Roger Way, professor emeritus of pomology and world-renowned apple breeder, died June 2 in State College, Pennsylvania. He was 100 years old. Way gained worldwide recognition for apple varieties he developed.
“Dr. Roger Way contributed to the New York apple industry, but also nationally and internationally,” said apple breeder Susan Brown, the Herman M. Cohn Professor of Agriculture and Life Science at Cornell AgriTech. “His Jonagold apple, named in 1968, is seventh in European apple production by variety and Empire is ninth in U.S. production.”
Way was born Nov. 7, 1918, in Stormstown, Pennsylvania, on a fruit and dairy farm that his family still runs. He earned his bachelor’s degree in 1940 and his master’s in 1942 from Pennsylvania State University.
Way, who was a Quaker, spent the next four years in a Civilian Public Service camp in Bowie, Maryland. Following the war, he spent more than two years in rural China doing relief work for the American Friends Service Committee.
He returned to the U.S. and was hired by Cornell as a research associate in 1949, as he earned a doctorate in pomology (the science of growing fruit). In 1953, he joined Cornell’s faculty as an assistant professor in the Department of Pomology and Viticulture at Cornell’s Agriculture Experiment Station (NYSAES) in Geneva, New York (now Cornell AgriTech). He served as acting department head in 1974, and again from 1982-83. He retired in 1983 as a professor emeritus. He worked for 16 years following his retirement.
By the early 1980s, Way had established himself as something of a celebrity, appearing on the “CBS Evening News,” Sunday edition, in 1983 and as a guest on Rochester, New York-based home gardening radio and television programs. He was profiled in Ambassador (Trans World Airline’s magazine) and was often quoted in The New York Times.
A 1984 People magazine feature described how he and longtime colleague Robert Lamb, a professor of horticultural sciences at NYSAES, cross-pollinated and nursed more than 100,000 apple trees, and taste-tested the apples on every one of them. “We chew on about 200 apples a day,” Way told the magazine. “It does take a certain amount of physical stamina.”
His Empire and Jonagold varieties received Outstanding Fruit Cultivar awards in 1987 and 1988, respectively, from the American Society for Horticultural Science.
Way’s and colleagues’ research on pollination and apple germplasm led to the introduction of 16 apple varieties, seven cherry varieties and one elderberry variety to commercial growers and nurseries.
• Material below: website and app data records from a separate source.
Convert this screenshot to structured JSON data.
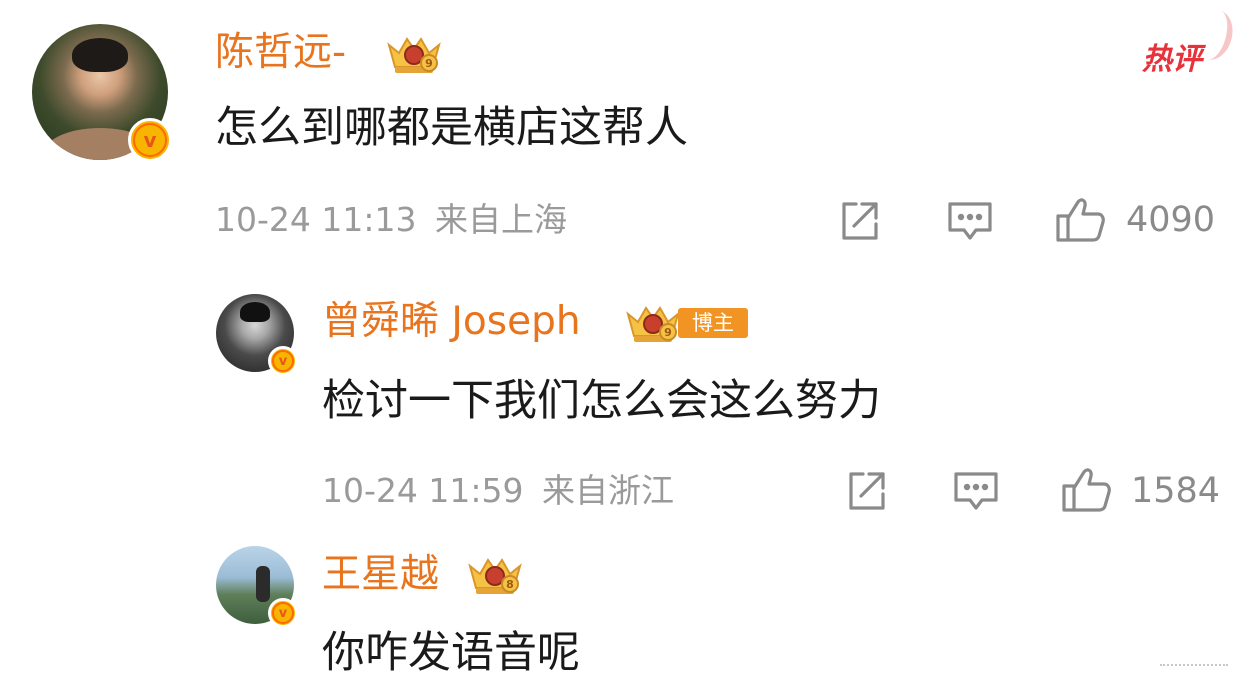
{
  "comment": {
    "author": "陈哲远-",
    "text": "怎么到哪都是横店这帮人",
    "time": "10-24 11:13",
    "location": "来自上海",
    "likes": "4090",
    "hot_label": "热评",
    "fan_level": "9"
  },
  "replies": [
    {
      "author": "曾舜晞 Joseph",
      "tag": "博主",
      "fan_level": "9",
      "text": "检讨一下我们怎么会这么努力",
      "time": "10-24 11:59",
      "location": "来自浙江",
      "likes": "1584"
    },
    {
      "author": "王星越",
      "fan_level": "8",
      "text": "你咋发语音呢"
    }
  ],
  "icons": {
    "verified": "verified-v-icon",
    "fan_crown": "crown-badge-icon",
    "share": "share-external-icon",
    "comment": "comment-bubble-icon",
    "like": "thumbs-up-icon"
  },
  "colors": {
    "name": "#e8741e",
    "hot": "#e8323b",
    "verified": "#f7b500",
    "meta": "#9a9a9a"
  }
}
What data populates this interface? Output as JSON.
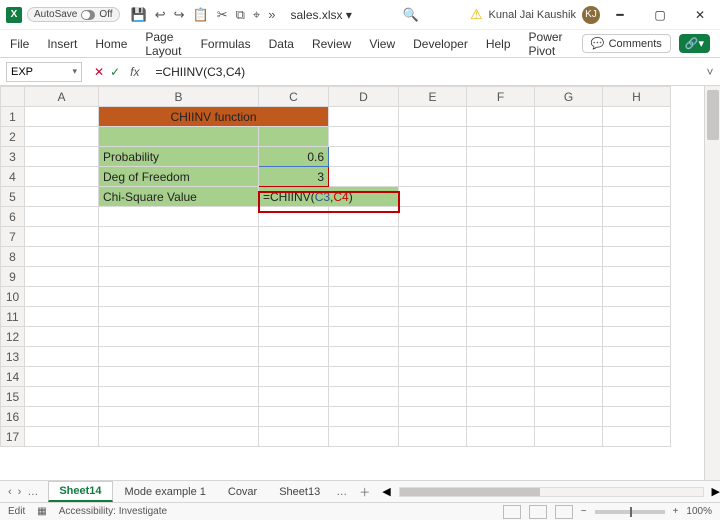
{
  "titlebar": {
    "autosave_label": "AutoSave",
    "autosave_state": "Off",
    "filename": "sales.xlsx ▾",
    "user_name": "Kunal Jai Kaushik",
    "user_initials": "KJ"
  },
  "ribbon": {
    "tabs": [
      "File",
      "Insert",
      "Home",
      "Page Layout",
      "Formulas",
      "Data",
      "Review",
      "View",
      "Developer",
      "Help",
      "Power Pivot"
    ],
    "comments_label": "Comments"
  },
  "formula_bar": {
    "name_box": "EXP",
    "formula": "=CHIINV(C3,C4)"
  },
  "columns": [
    "A",
    "B",
    "C",
    "D",
    "E",
    "F",
    "G",
    "H"
  ],
  "rows": [
    "1",
    "2",
    "3",
    "4",
    "5",
    "6",
    "7",
    "8",
    "9",
    "10",
    "11",
    "12",
    "13",
    "14",
    "15",
    "16",
    "17"
  ],
  "cells": {
    "title": "CHIINV function",
    "b3": "Probability",
    "c3": "0.6",
    "b4": "Deg of Freedom",
    "c4": "3",
    "b5": "Chi-Square Value",
    "c5_prefix": "=CHIINV(",
    "c5_ref1": "C3",
    "c5_comma": ",",
    "c5_ref2": "C4",
    "c5_suffix": ")"
  },
  "sheet_tabs": {
    "active": "Sheet14",
    "others": [
      "Mode example 1",
      "Covar",
      "Sheet13"
    ]
  },
  "statusbar": {
    "mode": "Edit",
    "accessibility": "Accessibility: Investigate",
    "zoom": "100%"
  },
  "chart_data": {
    "type": "table",
    "title": "CHIINV function",
    "rows": [
      {
        "label": "Probability",
        "value": 0.6
      },
      {
        "label": "Deg of Freedom",
        "value": 3
      },
      {
        "label": "Chi-Square Value",
        "value": "=CHIINV(C3,C4)"
      }
    ]
  }
}
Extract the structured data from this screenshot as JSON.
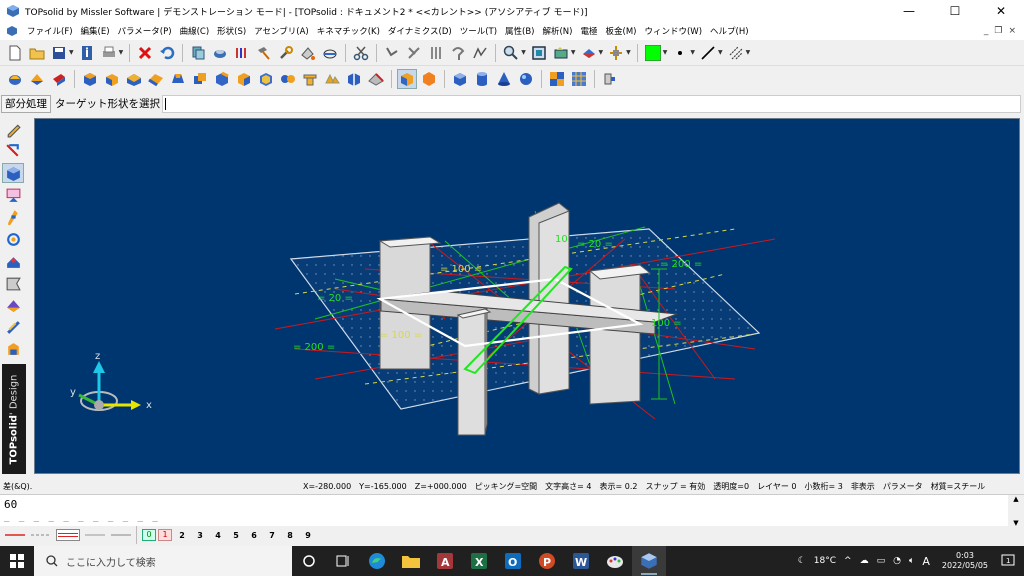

“While Dr. Way was quiet at first glance, out in the field and at grower meetings his voice was booming and his passion for genetic improvement of apples was clear to everyone in attendance,” Brown said. “He wrote many articles geared to the industry on apple varieties and their performance.”
Way is survived by his wife, Mary, and five children.